These last couple of weeks have been intense and laden with grief for me and many other black people across the globe. I am processing, talking to friends and making plans of how we might address, tackle and organise – and I know I’m not alone.

In the mean time, I want to tell you a story.
Especially those of you who wonder why we keep posting, keep hashtagging and keep grieving like it was our brother or sister that has been killed.
Especially those of you who wonder why we are ‘taking this all so personally’.

In the Summer of 2018, I went to visit my family in the US. The trip was full of wonder and joy for the most part – it was the first time I met my biological dad and many of my siblings.
(Read the full story HERE).

It should’ve been a trip about me and my family. Nothing else. But that’s not our reality. There’s always more.

Whilst in Tennessee, I stayed with my sister and her wife.
One night, more precisely just shortly after news hit about Botham Shem Jean being killed IN HIS OWN HOME by a white off duty police officer, I was sleeping on the sofa in the living room which is the room right by the apartment door.

At around 2am in the morning I woke up from someone knocking at the door. At first, I thought I was dreaming, but the knocking got louder and more persistent. Before I knew it there was another aggressive knock on the window…knock after knock after knock.

When I tell you that I was scared for my life I don’t mean that in the metaphorical way.
My whole body was reacting. I felt the trauma of every story heard, of generations oppressed, Tamir Rice, Michael Brown, Trayvon Martin, Alton Sterling and all the other names and stories surging through my veins.

I found myself on the floor, crawling to my sisters room because I knew if whoever was on the other side of the door had a gun and started using it, I had a better chance of survival if I was as close to the ground as possible. We know these things.

I found myself praying that whoever was out there wasn’t white. As long as they weren’t white, we’d be okay we, could figure this out. But if they were white and we opened the door, our black bodies would put our lives in immediate danger. I kept seeing Botham shot in his kitchen…
We made it through that night and the details are another story for another day.

Why am I telling you this story you ask?
Well, this experience is what I am reminded of when I hear the story of #BreonnaTaylor – it could’ve been me.

These kinds of daily experiences are what every black and brown person is reminded of – consciously or subconsciously, when we hear and see these stories. It adds layer upon layer on the Collective Trauma in our communities.

It could’ve been my sister. It could’ve been one of our friends. It could’ve been my father, brother, uncle, son or daughter.
Shot to death by police officers who were looking for someone who was already in their custody. Shot 8 times.

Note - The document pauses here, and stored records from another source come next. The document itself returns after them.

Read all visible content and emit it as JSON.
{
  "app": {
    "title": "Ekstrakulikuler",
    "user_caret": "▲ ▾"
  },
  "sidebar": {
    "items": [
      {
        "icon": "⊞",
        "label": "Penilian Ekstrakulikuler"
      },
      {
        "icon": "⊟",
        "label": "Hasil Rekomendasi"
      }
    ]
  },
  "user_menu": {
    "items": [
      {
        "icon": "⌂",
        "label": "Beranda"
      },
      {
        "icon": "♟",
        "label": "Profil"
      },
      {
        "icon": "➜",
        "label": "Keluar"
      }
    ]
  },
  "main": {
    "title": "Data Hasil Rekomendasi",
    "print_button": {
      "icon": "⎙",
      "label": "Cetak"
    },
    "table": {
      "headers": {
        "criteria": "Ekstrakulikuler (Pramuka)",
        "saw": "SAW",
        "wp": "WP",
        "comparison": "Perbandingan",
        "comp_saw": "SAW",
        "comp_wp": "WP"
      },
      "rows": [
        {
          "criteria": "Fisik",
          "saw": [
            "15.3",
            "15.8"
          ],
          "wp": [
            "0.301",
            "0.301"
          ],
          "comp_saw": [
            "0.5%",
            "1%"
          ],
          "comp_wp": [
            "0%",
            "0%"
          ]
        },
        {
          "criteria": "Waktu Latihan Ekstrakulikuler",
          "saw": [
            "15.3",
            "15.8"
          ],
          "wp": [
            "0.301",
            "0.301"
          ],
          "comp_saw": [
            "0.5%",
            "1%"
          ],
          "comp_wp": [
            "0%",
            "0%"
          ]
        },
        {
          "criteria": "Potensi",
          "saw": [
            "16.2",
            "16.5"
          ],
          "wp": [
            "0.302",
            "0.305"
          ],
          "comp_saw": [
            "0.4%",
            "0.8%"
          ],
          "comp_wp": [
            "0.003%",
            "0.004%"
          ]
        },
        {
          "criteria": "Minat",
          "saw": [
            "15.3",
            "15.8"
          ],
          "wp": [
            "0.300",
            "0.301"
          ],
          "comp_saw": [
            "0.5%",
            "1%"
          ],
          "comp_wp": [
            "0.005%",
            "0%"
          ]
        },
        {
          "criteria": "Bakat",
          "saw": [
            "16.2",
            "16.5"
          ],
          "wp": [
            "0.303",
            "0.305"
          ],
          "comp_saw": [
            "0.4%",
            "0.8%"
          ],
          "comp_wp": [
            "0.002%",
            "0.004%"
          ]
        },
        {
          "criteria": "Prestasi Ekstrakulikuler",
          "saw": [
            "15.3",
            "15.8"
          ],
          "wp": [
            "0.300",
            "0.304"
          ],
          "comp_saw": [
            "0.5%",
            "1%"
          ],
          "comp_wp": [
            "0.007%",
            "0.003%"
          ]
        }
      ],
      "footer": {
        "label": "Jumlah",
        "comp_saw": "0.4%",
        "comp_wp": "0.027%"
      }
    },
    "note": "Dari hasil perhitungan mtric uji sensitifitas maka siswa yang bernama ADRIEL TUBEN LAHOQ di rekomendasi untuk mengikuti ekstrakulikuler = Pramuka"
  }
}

We live with that stress, tension and worry, that collective trauma, every day.

(PS: Do not @ me with ‘but the full story…’ – I read the full story. I know the details. But let me ask you this: Would she be dead if the police had a warrant for a home with white residents? Or more so, if she was white and she was dead, would you be asking me if I knew the whole story? I think not…)

I have no tears left to cry. I am so angry and feel helpless.

For those of you thinking ‘well but you’re not in that kind of danger where you live, you live in the UK….’

You don’t know the half of what I have encountered and many of us encounter on a regular here. I could tell you stories…from being asked to get out of my car by a heavily armed police officer with my hands behind my back because me and my friend ‘fit the description’, to being called a monkey by a group of white men in central London,  to all the things my black male friends experience even more frequently than me.

We might not be at risk of getting killed in the same way as our brothers and sisters in the US, but don’t be fooled, we are constantly being reminded of the fact that this system wasn’t built for us or with us in mind.

So no, we won’t stay silent. We will no longer stand by. We are going to rise up and we will bring change.

Enough is enough.

I will continue to educate myself (I may have just ordered so many books on amazon), will learn about ways of bringing social change, challenging the system and contributing to creating the Beloved Community I KNOW is possible.

~ Jess